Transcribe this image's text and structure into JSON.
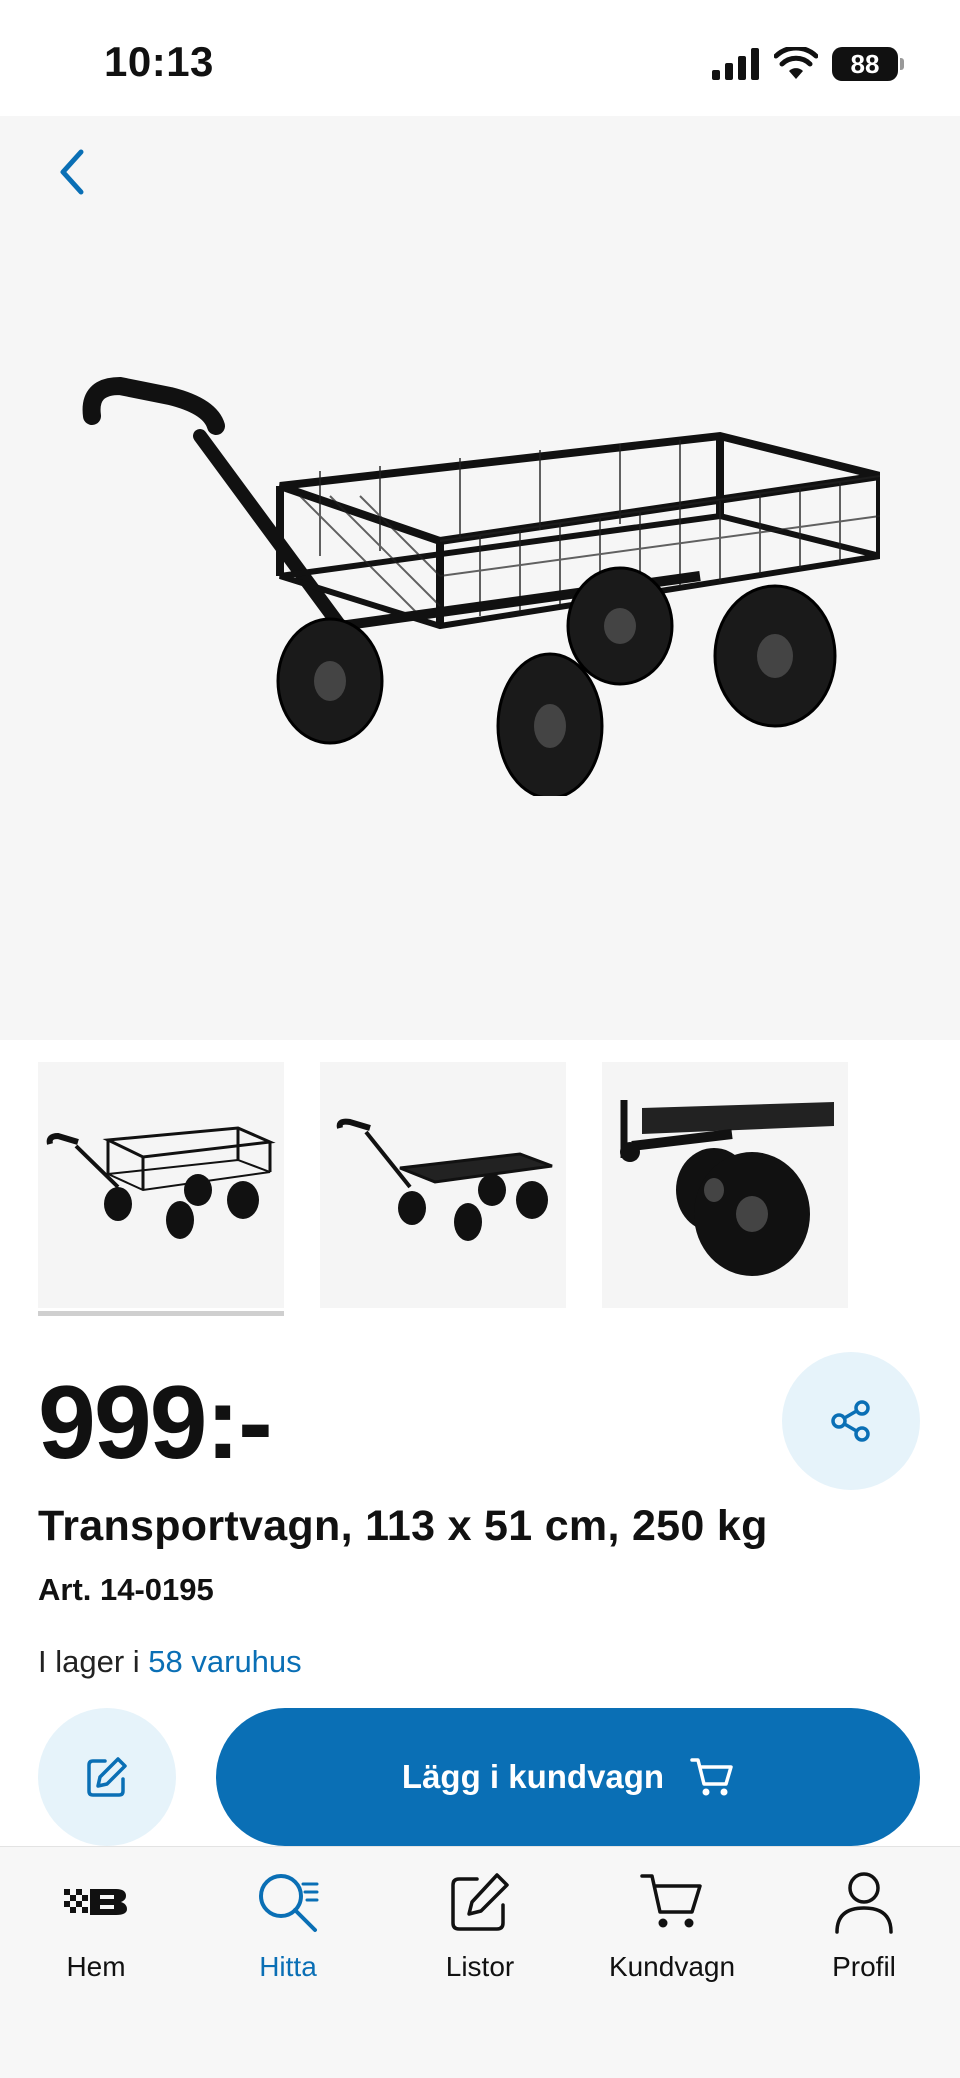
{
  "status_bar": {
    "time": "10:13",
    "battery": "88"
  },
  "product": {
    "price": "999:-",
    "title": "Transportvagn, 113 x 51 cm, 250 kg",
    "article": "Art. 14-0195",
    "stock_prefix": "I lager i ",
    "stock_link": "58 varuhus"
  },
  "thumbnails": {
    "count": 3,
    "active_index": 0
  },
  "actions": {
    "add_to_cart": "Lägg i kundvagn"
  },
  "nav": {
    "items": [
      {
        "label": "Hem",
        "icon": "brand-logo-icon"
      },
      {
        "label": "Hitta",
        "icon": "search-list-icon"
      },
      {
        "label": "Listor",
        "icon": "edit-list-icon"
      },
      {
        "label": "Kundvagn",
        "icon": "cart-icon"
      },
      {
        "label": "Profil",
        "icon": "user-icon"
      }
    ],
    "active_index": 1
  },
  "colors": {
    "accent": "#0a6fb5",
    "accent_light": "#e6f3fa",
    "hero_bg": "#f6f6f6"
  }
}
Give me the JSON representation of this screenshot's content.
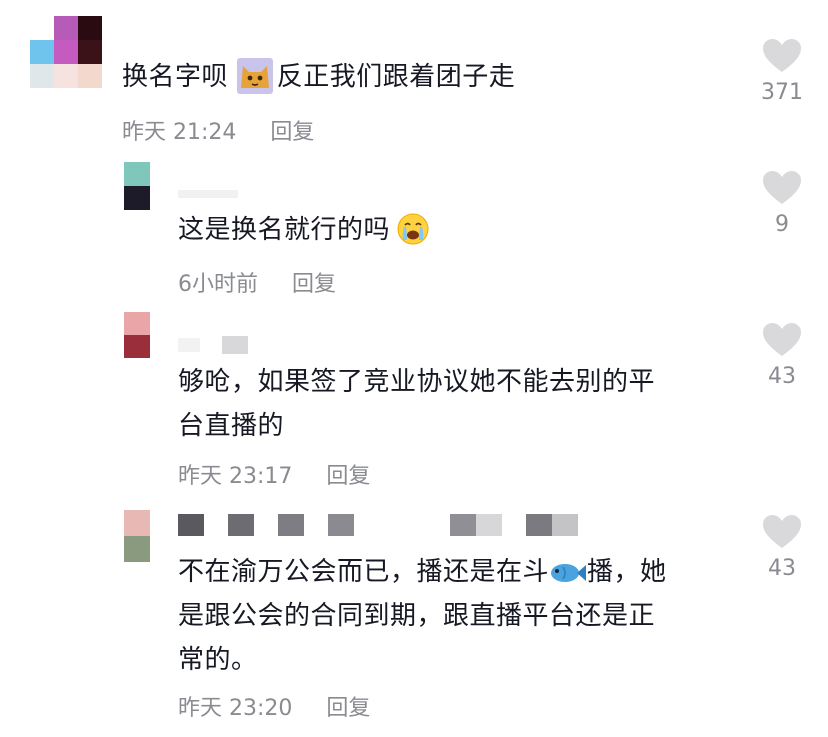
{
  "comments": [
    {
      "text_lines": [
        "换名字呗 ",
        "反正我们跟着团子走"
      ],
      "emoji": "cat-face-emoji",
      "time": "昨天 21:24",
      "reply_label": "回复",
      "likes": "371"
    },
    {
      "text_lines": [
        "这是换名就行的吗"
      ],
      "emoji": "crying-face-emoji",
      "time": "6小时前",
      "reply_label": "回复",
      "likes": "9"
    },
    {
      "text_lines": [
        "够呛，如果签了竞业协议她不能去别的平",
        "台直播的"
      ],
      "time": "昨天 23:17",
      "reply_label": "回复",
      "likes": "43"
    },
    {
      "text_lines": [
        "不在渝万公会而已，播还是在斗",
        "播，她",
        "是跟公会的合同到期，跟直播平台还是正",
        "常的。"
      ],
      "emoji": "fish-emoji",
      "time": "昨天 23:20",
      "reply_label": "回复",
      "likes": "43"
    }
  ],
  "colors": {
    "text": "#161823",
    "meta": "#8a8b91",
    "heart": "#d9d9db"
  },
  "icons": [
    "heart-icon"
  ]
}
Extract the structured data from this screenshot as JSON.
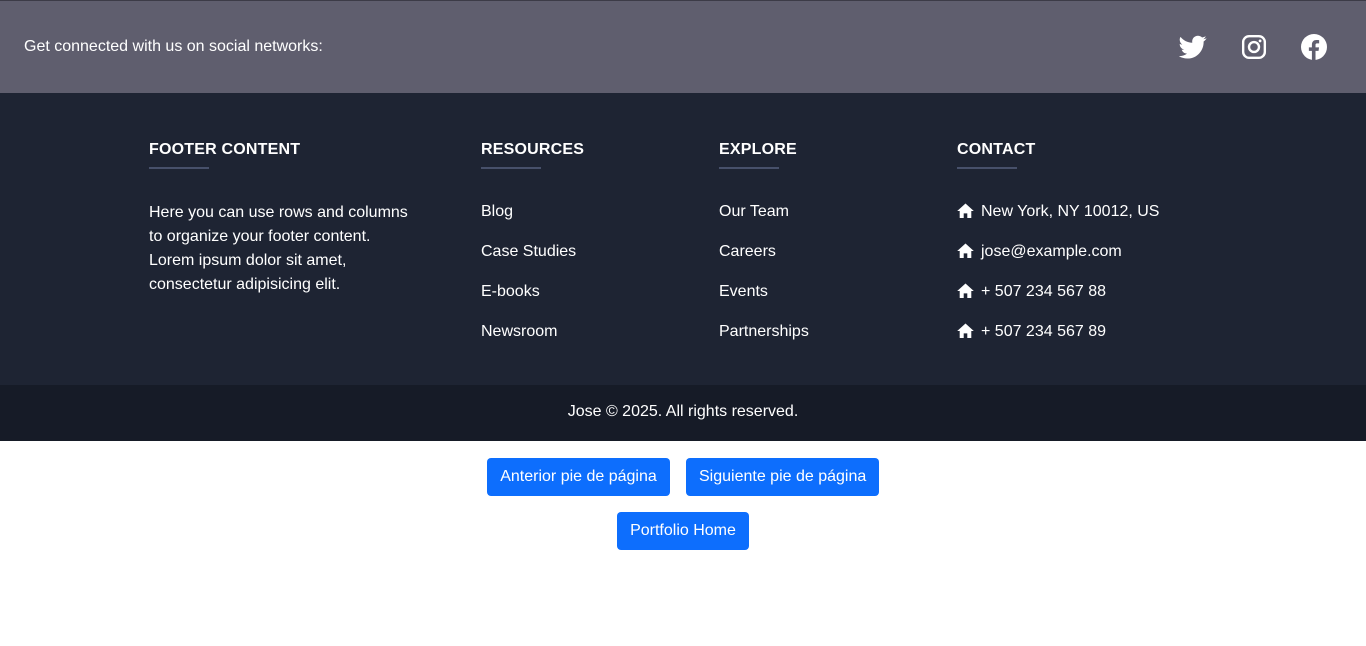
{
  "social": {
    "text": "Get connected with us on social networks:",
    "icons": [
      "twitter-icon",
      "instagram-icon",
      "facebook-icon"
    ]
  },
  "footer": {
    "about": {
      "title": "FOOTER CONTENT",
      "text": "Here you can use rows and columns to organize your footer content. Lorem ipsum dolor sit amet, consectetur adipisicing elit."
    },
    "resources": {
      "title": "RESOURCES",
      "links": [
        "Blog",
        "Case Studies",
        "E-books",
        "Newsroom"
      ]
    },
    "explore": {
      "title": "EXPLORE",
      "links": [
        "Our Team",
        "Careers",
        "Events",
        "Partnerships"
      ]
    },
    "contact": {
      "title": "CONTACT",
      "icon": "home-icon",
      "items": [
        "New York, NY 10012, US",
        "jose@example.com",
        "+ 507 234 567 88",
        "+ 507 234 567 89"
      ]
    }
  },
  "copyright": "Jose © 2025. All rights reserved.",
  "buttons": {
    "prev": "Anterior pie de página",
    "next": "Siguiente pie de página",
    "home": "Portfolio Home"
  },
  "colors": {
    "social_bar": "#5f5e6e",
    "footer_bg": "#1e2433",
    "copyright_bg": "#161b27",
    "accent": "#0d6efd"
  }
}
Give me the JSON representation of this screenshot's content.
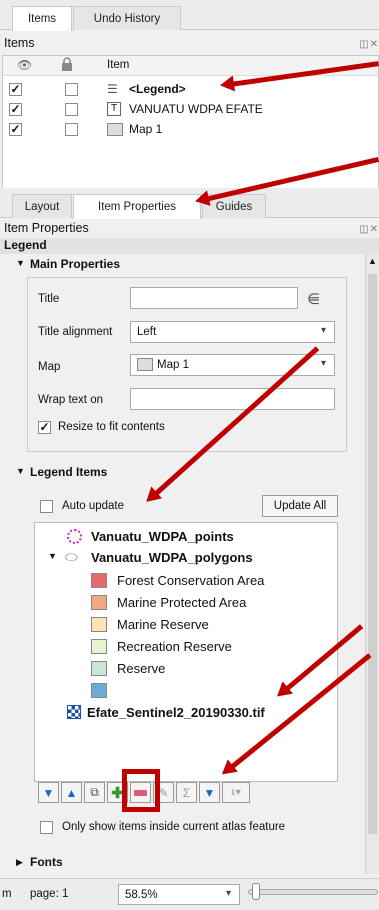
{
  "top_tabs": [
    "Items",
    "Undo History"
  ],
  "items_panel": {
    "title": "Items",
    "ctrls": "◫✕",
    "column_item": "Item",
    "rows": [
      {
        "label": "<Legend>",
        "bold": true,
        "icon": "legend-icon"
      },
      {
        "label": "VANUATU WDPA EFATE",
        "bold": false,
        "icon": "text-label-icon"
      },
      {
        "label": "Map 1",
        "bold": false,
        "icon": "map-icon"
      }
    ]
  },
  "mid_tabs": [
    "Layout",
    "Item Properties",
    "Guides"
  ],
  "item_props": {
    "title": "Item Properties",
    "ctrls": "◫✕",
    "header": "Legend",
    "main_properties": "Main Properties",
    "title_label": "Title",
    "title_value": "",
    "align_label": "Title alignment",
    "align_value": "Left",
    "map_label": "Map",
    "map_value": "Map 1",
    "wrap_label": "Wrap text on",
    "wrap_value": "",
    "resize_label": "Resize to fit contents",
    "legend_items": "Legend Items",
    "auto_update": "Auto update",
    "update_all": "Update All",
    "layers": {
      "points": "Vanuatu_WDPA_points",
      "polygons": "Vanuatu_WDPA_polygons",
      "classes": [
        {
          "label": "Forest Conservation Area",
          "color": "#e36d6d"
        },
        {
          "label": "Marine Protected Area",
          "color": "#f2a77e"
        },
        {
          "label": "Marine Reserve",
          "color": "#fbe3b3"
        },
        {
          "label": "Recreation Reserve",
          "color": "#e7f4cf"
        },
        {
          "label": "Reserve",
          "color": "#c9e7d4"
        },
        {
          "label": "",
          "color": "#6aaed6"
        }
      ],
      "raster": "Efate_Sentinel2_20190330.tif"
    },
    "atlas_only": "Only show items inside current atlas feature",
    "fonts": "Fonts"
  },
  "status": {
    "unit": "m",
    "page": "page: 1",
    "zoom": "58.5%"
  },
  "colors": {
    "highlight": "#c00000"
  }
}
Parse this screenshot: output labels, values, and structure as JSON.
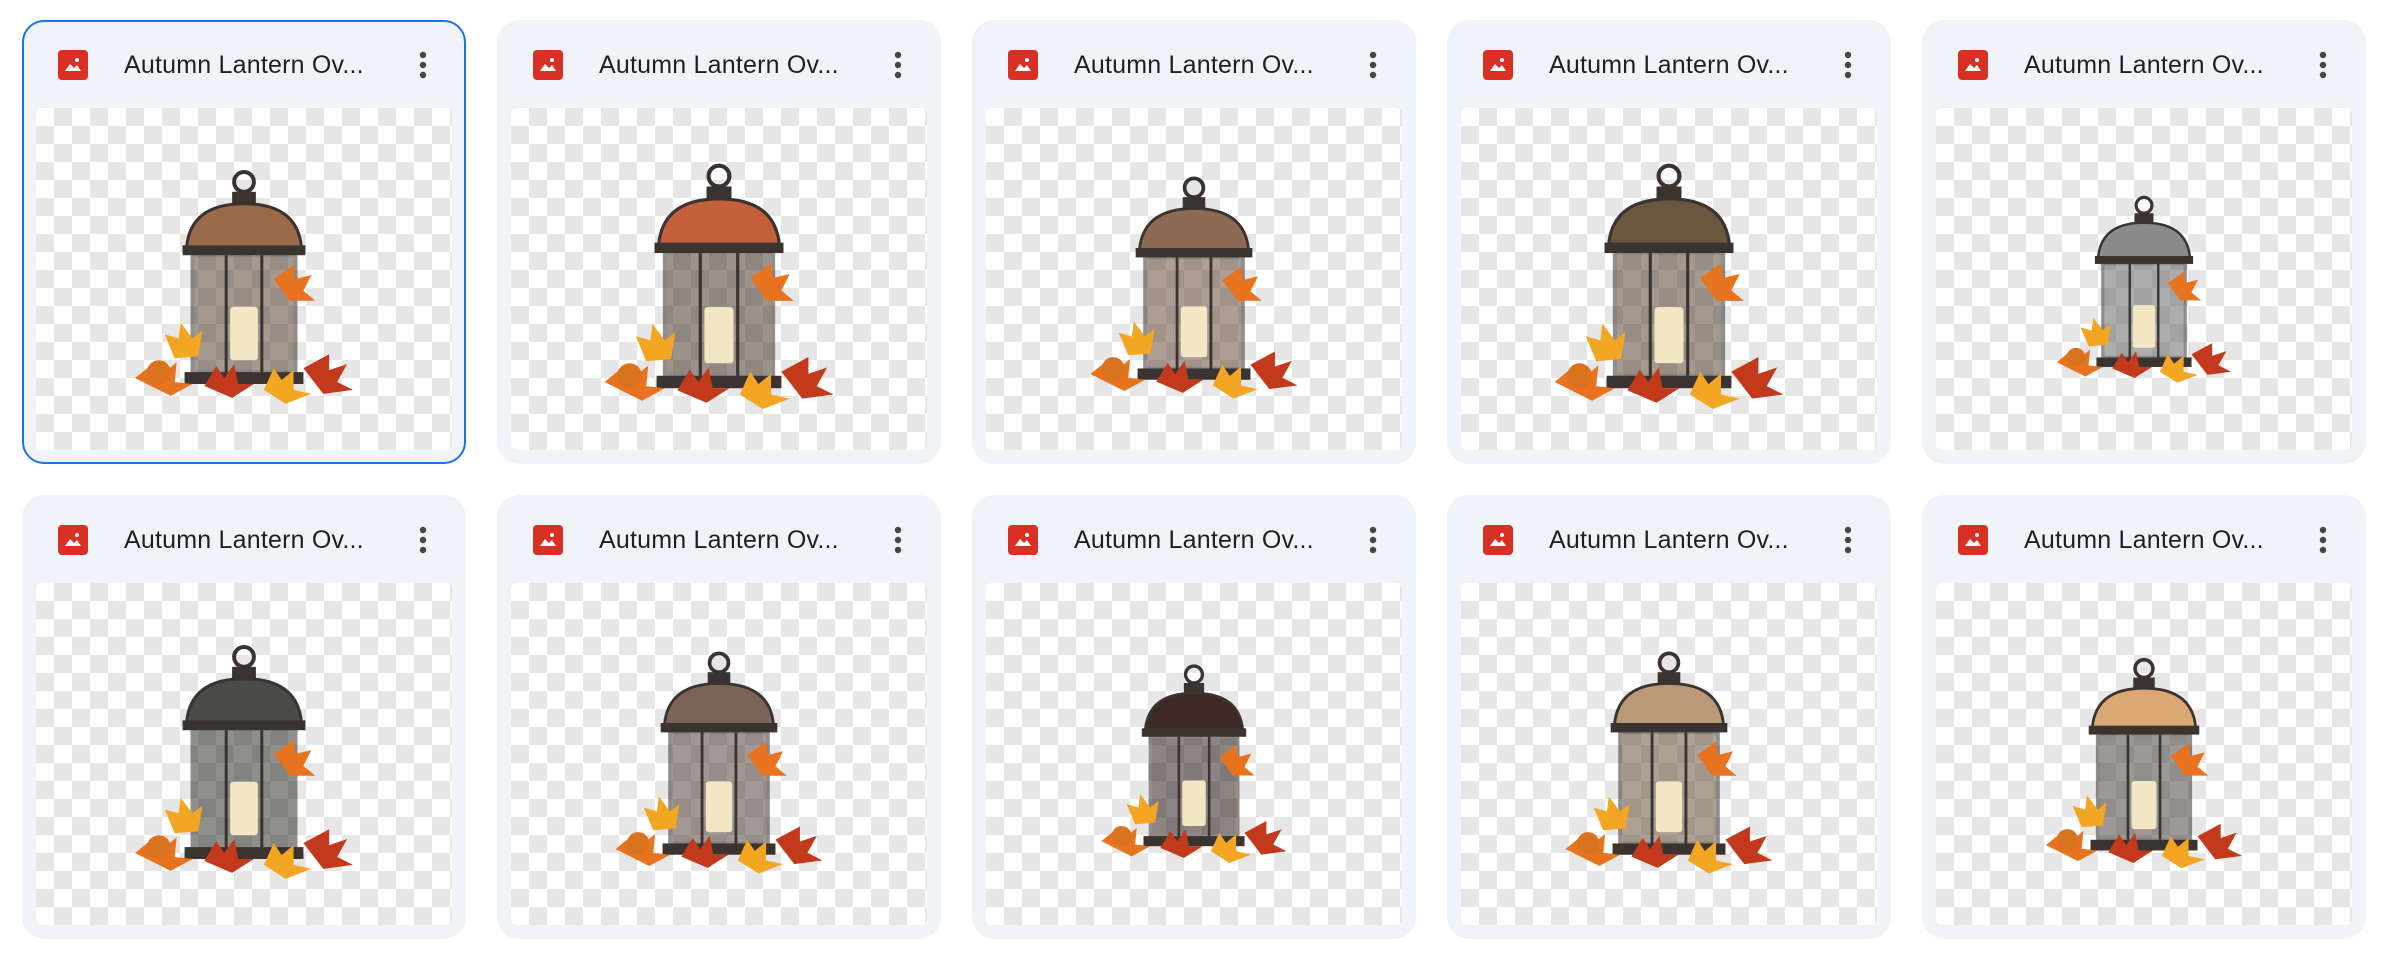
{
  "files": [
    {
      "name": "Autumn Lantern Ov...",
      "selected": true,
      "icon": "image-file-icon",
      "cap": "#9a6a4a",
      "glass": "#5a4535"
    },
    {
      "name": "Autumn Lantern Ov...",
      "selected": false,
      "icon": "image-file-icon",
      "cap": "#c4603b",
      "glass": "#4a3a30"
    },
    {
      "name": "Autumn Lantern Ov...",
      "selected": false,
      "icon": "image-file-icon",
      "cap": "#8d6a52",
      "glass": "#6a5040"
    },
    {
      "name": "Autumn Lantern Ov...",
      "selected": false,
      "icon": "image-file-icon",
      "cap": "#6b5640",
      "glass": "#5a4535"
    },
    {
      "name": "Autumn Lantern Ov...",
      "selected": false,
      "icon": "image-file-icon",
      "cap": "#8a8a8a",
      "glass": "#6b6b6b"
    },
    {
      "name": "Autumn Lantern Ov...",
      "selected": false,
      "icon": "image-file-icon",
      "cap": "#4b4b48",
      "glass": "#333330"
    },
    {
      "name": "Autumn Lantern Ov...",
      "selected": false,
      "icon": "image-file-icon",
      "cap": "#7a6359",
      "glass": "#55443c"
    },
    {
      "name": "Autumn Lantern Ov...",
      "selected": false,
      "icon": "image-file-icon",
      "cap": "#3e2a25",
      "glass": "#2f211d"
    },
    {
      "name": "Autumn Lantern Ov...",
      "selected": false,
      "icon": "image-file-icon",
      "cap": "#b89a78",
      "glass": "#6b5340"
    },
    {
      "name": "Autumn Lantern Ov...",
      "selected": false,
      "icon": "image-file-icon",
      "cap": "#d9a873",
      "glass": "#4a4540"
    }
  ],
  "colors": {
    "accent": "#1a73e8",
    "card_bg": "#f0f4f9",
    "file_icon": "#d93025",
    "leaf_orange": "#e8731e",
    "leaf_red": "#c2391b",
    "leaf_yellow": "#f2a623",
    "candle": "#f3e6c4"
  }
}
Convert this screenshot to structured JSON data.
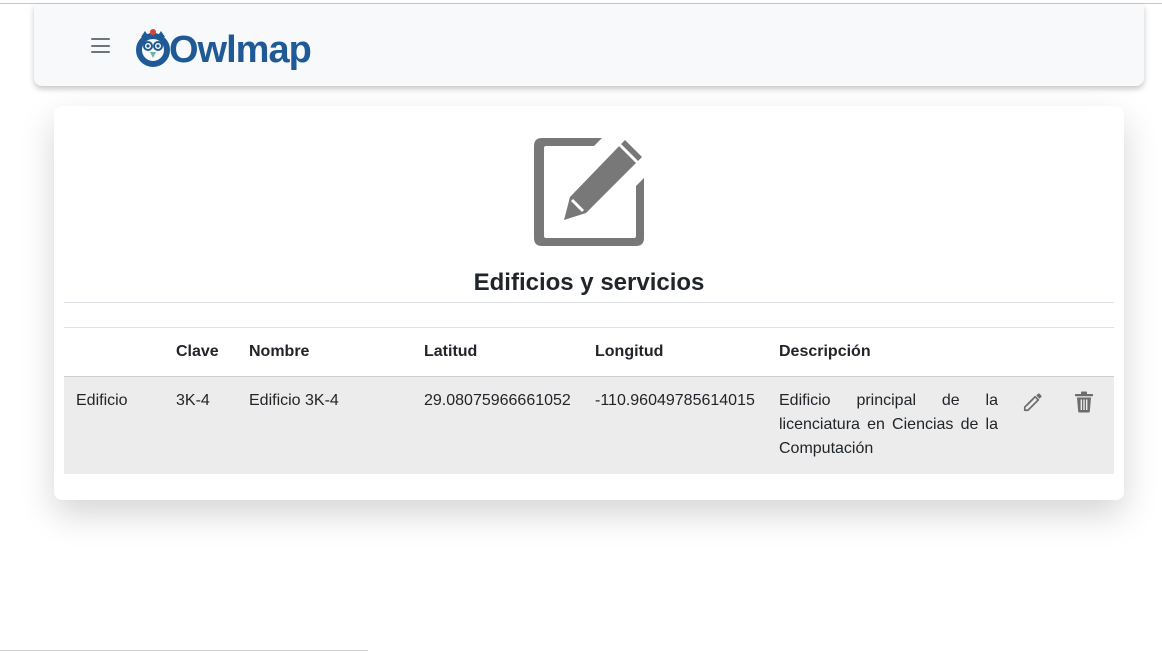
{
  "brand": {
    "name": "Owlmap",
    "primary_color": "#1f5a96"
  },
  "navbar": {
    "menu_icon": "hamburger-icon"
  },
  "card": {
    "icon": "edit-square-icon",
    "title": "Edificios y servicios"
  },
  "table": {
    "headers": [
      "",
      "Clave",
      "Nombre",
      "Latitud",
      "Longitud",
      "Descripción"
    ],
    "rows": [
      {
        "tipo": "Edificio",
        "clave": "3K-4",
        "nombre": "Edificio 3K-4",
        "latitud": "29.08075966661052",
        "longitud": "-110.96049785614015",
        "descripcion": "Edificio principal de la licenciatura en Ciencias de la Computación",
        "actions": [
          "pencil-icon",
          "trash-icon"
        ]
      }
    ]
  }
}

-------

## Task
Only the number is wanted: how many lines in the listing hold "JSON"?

## Output for this exercise
6